Task objective ->
An exact reproduction of all the data is needed, with no images in it.

---

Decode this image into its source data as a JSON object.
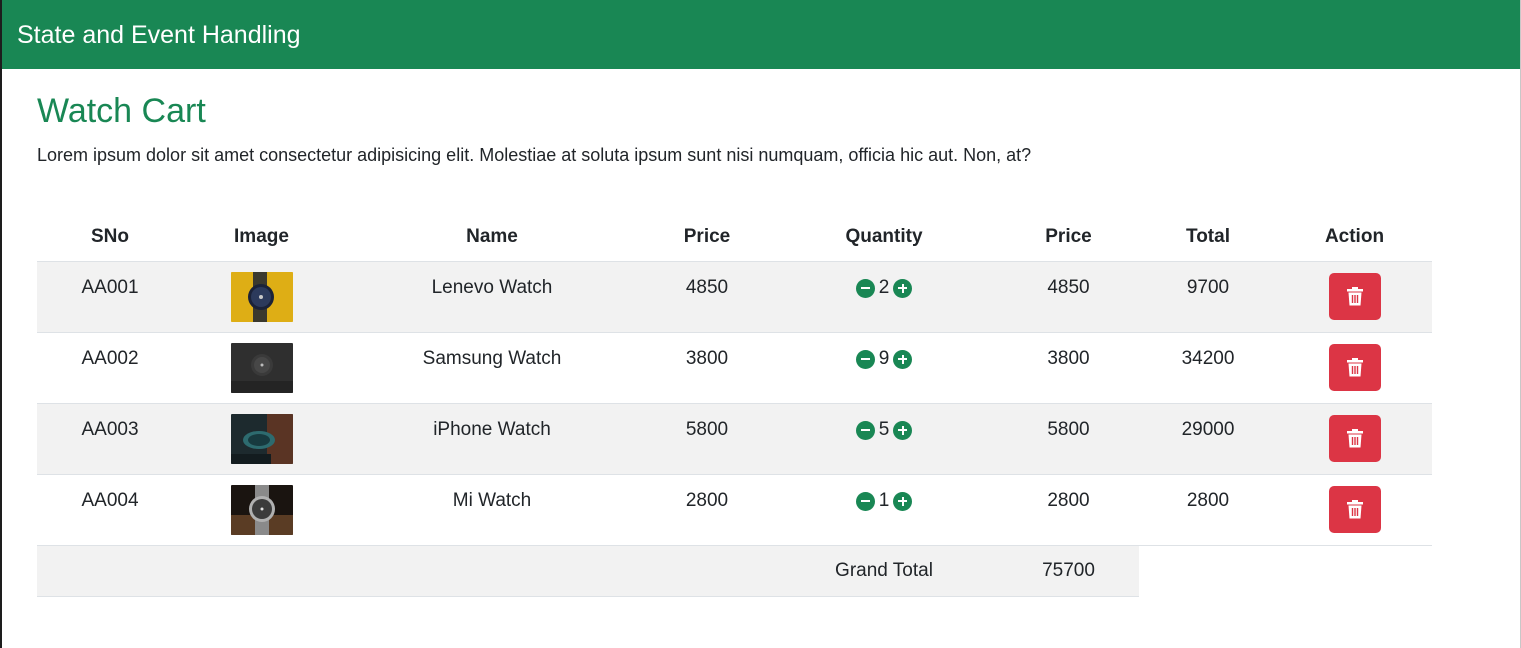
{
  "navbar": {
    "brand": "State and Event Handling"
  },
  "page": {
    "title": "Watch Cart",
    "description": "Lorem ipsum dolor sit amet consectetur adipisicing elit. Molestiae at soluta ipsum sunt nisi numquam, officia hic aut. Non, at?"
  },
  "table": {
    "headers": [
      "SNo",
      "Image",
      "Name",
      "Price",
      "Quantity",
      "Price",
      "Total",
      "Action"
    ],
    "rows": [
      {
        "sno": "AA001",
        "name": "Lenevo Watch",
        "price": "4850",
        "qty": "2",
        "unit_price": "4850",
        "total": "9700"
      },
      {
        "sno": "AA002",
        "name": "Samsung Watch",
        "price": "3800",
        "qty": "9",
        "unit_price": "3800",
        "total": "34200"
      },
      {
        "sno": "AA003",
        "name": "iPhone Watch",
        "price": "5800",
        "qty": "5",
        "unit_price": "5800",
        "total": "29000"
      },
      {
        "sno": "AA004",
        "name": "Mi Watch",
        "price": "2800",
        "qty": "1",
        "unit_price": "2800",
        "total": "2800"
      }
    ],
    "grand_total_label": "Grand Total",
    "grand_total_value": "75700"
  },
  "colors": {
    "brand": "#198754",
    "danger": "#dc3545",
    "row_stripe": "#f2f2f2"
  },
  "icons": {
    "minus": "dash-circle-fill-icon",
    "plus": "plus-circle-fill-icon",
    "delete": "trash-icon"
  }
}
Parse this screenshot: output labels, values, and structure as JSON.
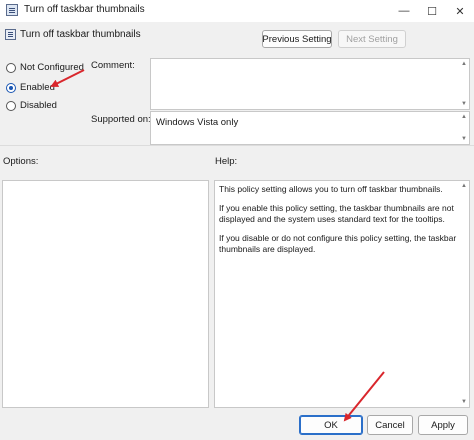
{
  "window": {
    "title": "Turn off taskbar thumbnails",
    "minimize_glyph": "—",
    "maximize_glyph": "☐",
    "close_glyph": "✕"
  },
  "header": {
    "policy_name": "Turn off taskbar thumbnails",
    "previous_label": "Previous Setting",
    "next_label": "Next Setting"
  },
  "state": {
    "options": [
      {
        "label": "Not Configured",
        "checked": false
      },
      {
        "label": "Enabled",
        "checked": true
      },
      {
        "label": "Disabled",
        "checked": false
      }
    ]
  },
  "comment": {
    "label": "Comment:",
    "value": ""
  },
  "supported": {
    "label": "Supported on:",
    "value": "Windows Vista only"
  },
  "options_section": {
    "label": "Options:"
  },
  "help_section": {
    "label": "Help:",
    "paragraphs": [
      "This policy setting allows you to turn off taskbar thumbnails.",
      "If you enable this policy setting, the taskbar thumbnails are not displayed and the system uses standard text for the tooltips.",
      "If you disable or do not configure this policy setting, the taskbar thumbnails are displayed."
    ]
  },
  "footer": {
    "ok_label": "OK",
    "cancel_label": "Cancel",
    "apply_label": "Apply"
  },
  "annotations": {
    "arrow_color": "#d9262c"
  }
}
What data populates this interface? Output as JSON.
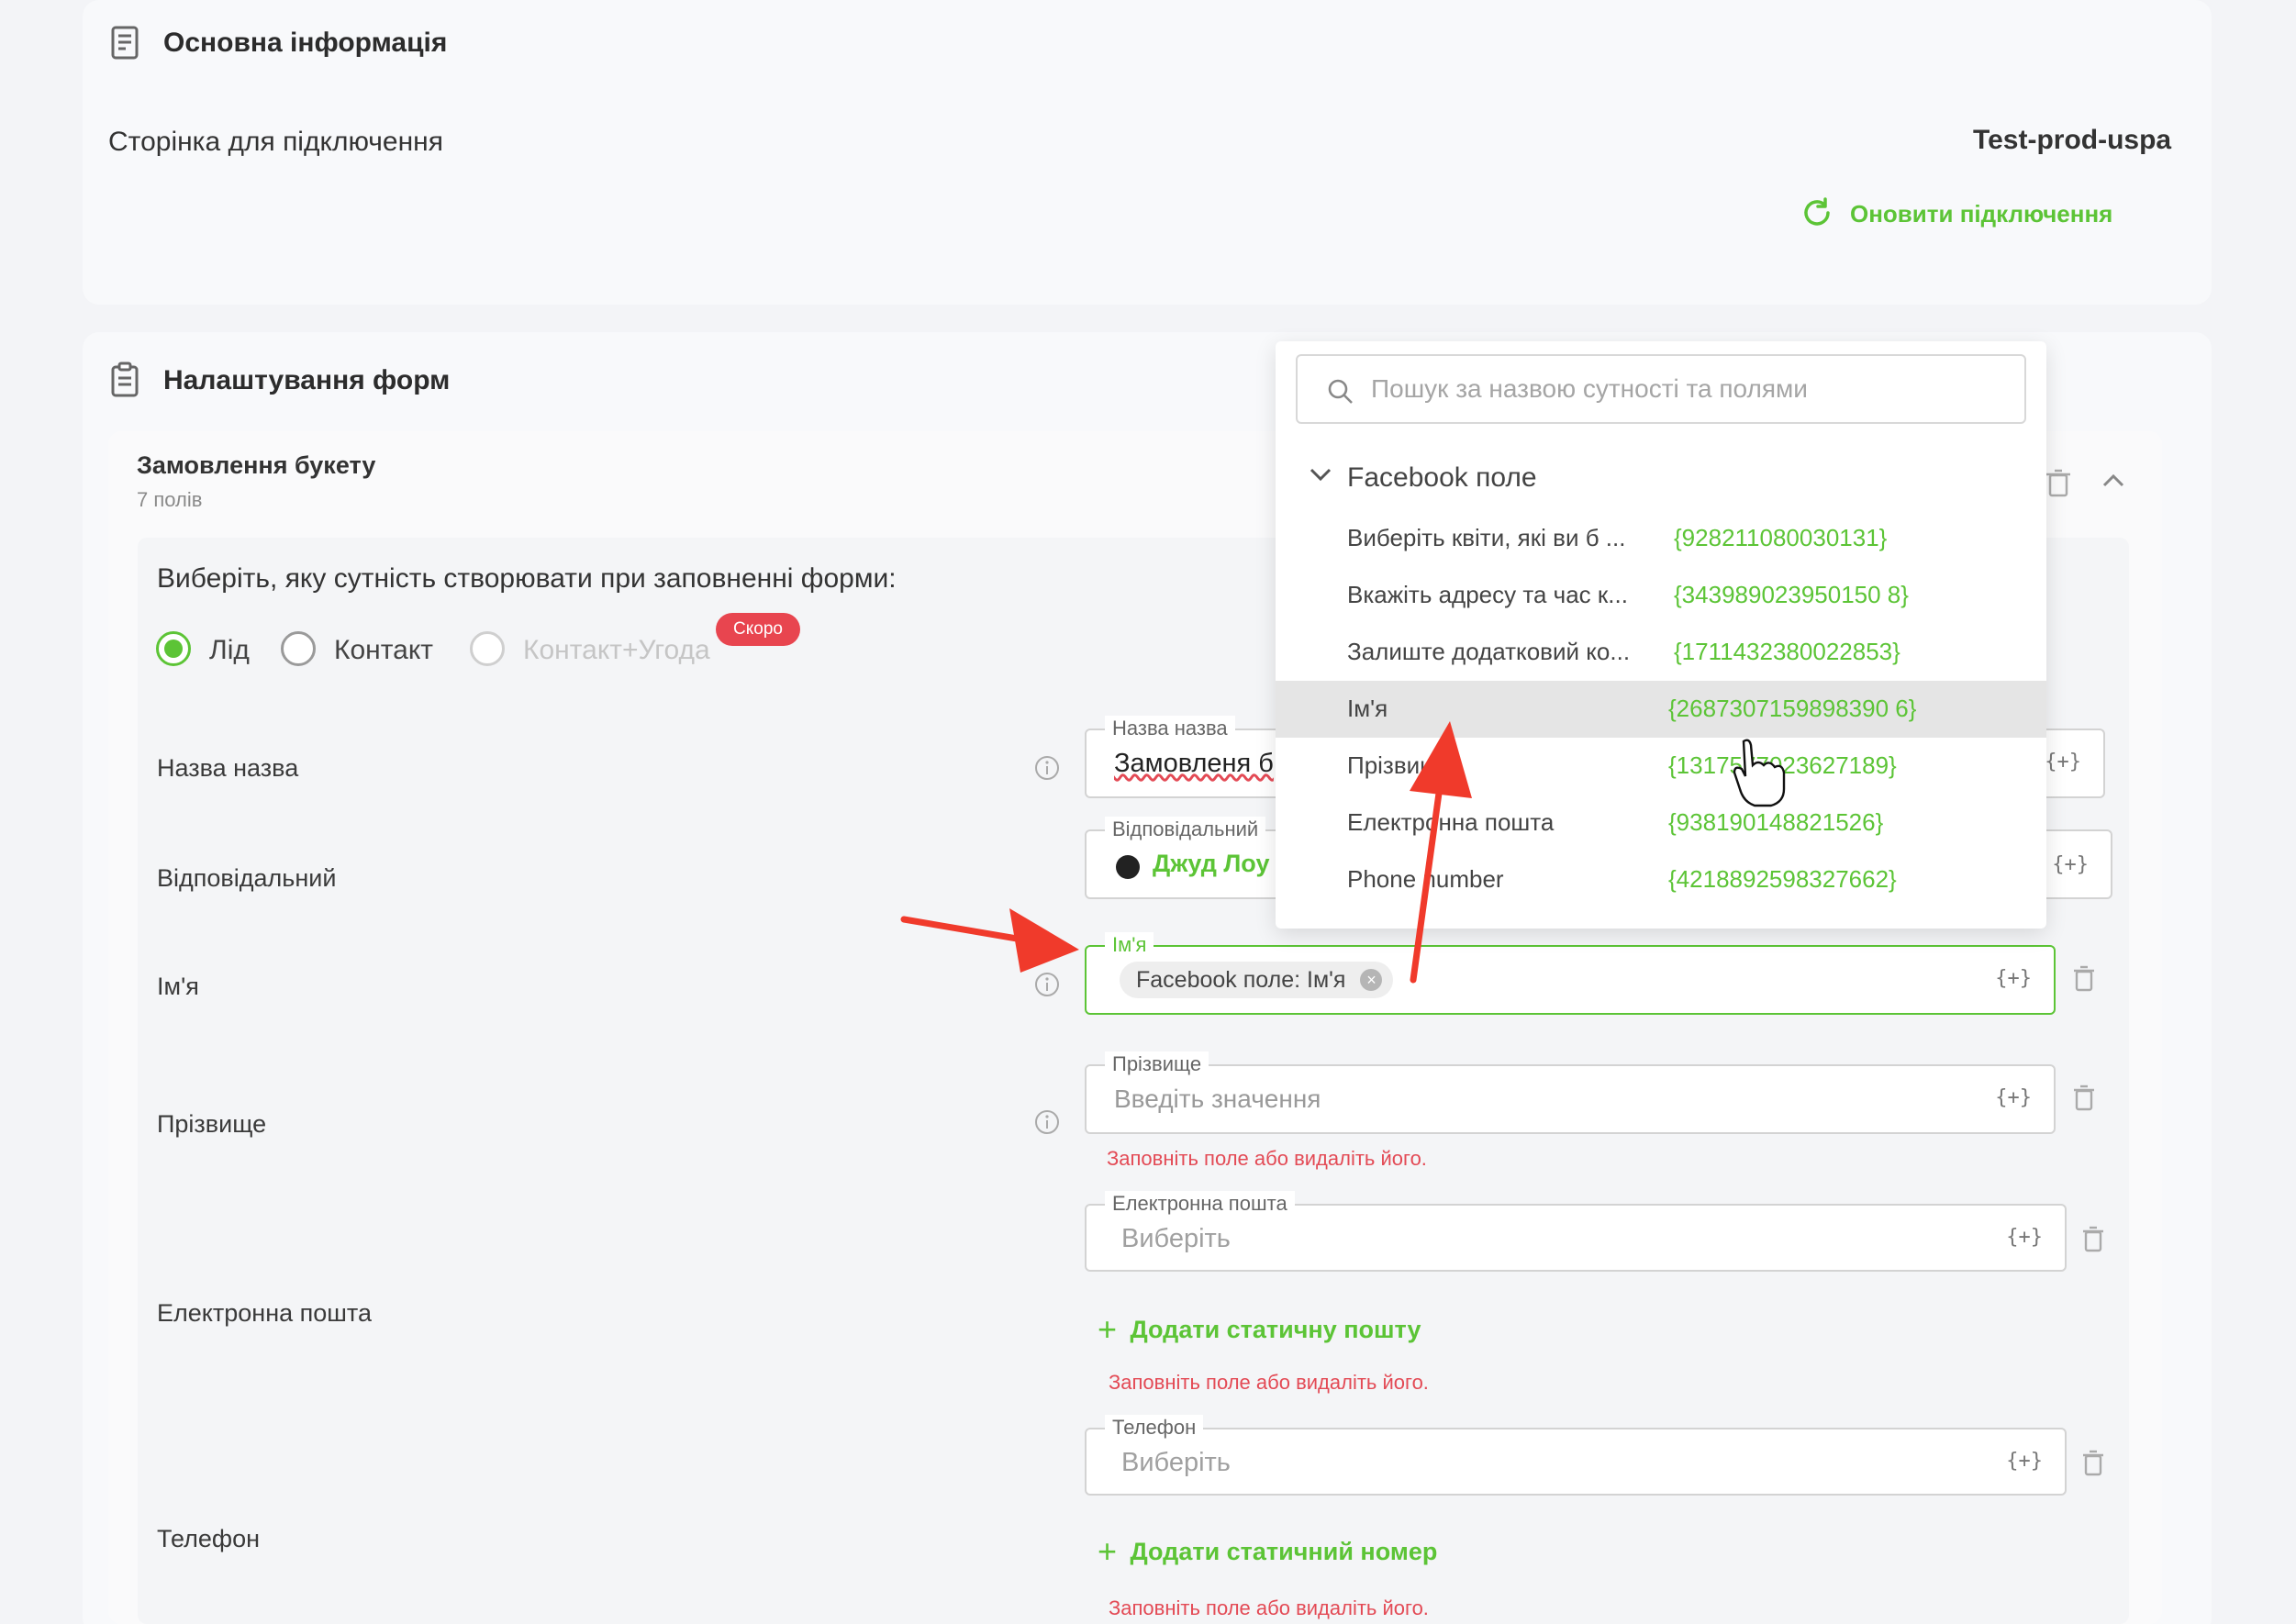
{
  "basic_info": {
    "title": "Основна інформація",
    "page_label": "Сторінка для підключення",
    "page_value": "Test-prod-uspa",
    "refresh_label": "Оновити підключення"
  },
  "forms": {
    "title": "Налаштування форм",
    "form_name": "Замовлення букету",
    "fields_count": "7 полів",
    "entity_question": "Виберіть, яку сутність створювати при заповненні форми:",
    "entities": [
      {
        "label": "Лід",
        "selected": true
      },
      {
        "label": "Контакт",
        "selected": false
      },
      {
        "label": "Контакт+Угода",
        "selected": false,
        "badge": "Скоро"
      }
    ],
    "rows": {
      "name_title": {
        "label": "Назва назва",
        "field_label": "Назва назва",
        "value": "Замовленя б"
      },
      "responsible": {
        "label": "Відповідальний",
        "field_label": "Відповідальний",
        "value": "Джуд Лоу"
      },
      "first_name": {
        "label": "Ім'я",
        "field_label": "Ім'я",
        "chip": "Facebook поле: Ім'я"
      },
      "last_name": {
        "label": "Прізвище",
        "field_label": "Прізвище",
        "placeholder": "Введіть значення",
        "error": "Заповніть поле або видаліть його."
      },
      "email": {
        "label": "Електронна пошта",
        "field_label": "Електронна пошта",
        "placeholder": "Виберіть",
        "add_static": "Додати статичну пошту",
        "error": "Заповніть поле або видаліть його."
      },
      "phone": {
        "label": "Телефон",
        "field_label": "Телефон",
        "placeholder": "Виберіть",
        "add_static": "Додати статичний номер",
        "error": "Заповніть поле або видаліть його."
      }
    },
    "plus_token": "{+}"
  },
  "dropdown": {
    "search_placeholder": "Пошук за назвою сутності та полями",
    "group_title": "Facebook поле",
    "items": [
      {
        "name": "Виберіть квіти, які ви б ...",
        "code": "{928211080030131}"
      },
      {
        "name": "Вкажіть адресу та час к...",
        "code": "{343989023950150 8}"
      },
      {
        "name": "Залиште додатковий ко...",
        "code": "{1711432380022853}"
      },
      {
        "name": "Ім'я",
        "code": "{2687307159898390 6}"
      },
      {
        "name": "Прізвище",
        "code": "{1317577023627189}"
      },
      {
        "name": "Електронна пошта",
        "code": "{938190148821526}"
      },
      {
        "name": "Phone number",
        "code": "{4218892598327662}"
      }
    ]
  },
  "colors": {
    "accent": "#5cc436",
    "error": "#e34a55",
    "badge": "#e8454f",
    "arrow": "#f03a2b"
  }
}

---

Output ->
Decode this image into its source data as a JSON object.
{
  "navbar": {
    "brand": "State and Event Handling"
  },
  "page": {
    "title": "Watch Cart",
    "description": "Lorem ipsum dolor sit amet consectetur adipisicing elit. Molestiae at soluta ipsum sunt nisi numquam, officia hic aut. Non, at?"
  },
  "table": {
    "headers": [
      "SNo",
      "Image",
      "Name",
      "Price",
      "Quantity",
      "Price",
      "Total",
      "Action"
    ],
    "rows": [
      {
        "sno": "AA001",
        "name": "Lenevo Watch",
        "price": "4850",
        "qty": "2",
        "unit_price": "4850",
        "total": "9700"
      },
      {
        "sno": "AA002",
        "name": "Samsung Watch",
        "price": "3800",
        "qty": "9",
        "unit_price": "3800",
        "total": "34200"
      },
      {
        "sno": "AA003",
        "name": "iPhone Watch",
        "price": "5800",
        "qty": "5",
        "unit_price": "5800",
        "total": "29000"
      },
      {
        "sno": "AA004",
        "name": "Mi Watch",
        "price": "2800",
        "qty": "1",
        "unit_price": "2800",
        "total": "2800"
      }
    ],
    "grand_total_label": "Grand Total",
    "grand_total_value": "75700"
  },
  "colors": {
    "brand": "#198754",
    "danger": "#dc3545",
    "row_stripe": "#f2f2f2"
  },
  "icons": {
    "minus": "dash-circle-fill-icon",
    "plus": "plus-circle-fill-icon",
    "delete": "trash-icon"
  }
}
Parse this screenshot: output labels, values, and structure as JSON.
{
  "window": {
    "title": "Turn off taskbar thumbnails",
    "minimize_glyph": "—",
    "maximize_glyph": "☐",
    "close_glyph": "✕"
  },
  "header": {
    "policy_name": "Turn off taskbar thumbnails",
    "previous_label": "Previous Setting",
    "next_label": "Next Setting"
  },
  "state": {
    "options": [
      {
        "label": "Not Configured",
        "checked": false
      },
      {
        "label": "Enabled",
        "checked": true
      },
      {
        "label": "Disabled",
        "checked": false
      }
    ]
  },
  "comment": {
    "label": "Comment:",
    "value": ""
  },
  "supported": {
    "label": "Supported on:",
    "value": "Windows Vista only"
  },
  "options_section": {
    "label": "Options:"
  },
  "help_section": {
    "label": "Help:",
    "paragraphs": [
      "This policy setting allows you to turn off taskbar thumbnails.",
      "If you enable this policy setting, the taskbar thumbnails are not displayed and the system uses standard text for the tooltips.",
      "If you disable or do not configure this policy setting, the taskbar thumbnails are displayed."
    ]
  },
  "footer": {
    "ok_label": "OK",
    "cancel_label": "Cancel",
    "apply_label": "Apply"
  },
  "annotations": {
    "arrow_color": "#d9262c"
  }
}
What data populates this interface? Output as JSON.
{
  "basic_info": {
    "title": "Основна інформація",
    "page_label": "Сторінка для підключення",
    "page_value": "Test-prod-uspa",
    "refresh_label": "Оновити підключення"
  },
  "forms": {
    "title": "Налаштування форм",
    "form_name": "Замовлення букету",
    "fields_count": "7 полів",
    "entity_question": "Виберіть, яку сутність створювати при заповненні форми:",
    "entities": [
      {
        "label": "Лід",
        "selected": true
      },
      {
        "label": "Контакт",
        "selected": false
      },
      {
        "label": "Контакт+Угода",
        "selected": false,
        "badge": "Скоро"
      }
    ],
    "rows": {
      "name_title": {
        "label": "Назва назва",
        "field_label": "Назва назва",
        "value": "Замовленя б"
      },
      "responsible": {
        "label": "Відповідальний",
        "field_label": "Відповідальний",
        "value": "Джуд Лоу"
      },
      "first_name": {
        "label": "Ім'я",
        "field_label": "Ім'я",
        "chip": "Facebook поле: Ім'я"
      },
      "last_name": {
        "label": "Прізвище",
        "field_label": "Прізвище",
        "placeholder": "Введіть значення",
        "error": "Заповніть поле або видаліть його."
      },
      "email": {
        "label": "Електронна пошта",
        "field_label": "Електронна пошта",
        "placeholder": "Виберіть",
        "add_static": "Додати статичну пошту",
        "error": "Заповніть поле або видаліть його."
      },
      "phone": {
        "label": "Телефон",
        "field_label": "Телефон",
        "placeholder": "Виберіть",
        "add_static": "Додати статичний номер",
        "error": "Заповніть поле або видаліть його."
      }
    },
    "plus_token": "{+}"
  },
  "dropdown": {
    "search_placeholder": "Пошук за назвою сутності та полями",
    "group_title": "Facebook поле",
    "items": [
      {
        "name": "Виберіть квіти, які ви б ...",
        "code": "{928211080030131}"
      },
      {
        "name": "Вкажіть адресу та час к...",
        "code": "{343989023950150 8}"
      },
      {
        "name": "Залиште додатковий ко...",
        "code": "{1711432380022853}"
      },
      {
        "name": "Ім'я",
        "code": "{2687307159898390 6}"
      },
      {
        "name": "Прізвище",
        "code": "{1317577023627189}"
      },
      {
        "name": "Електронна пошта",
        "code": "{938190148821526}"
      },
      {
        "name": "Phone number",
        "code": "{4218892598327662}"
      }
    ]
  },
  "colors": {
    "accent": "#5cc436",
    "error": "#e34a55",
    "badge": "#e8454f",
    "arrow": "#f03a2b"
  }
}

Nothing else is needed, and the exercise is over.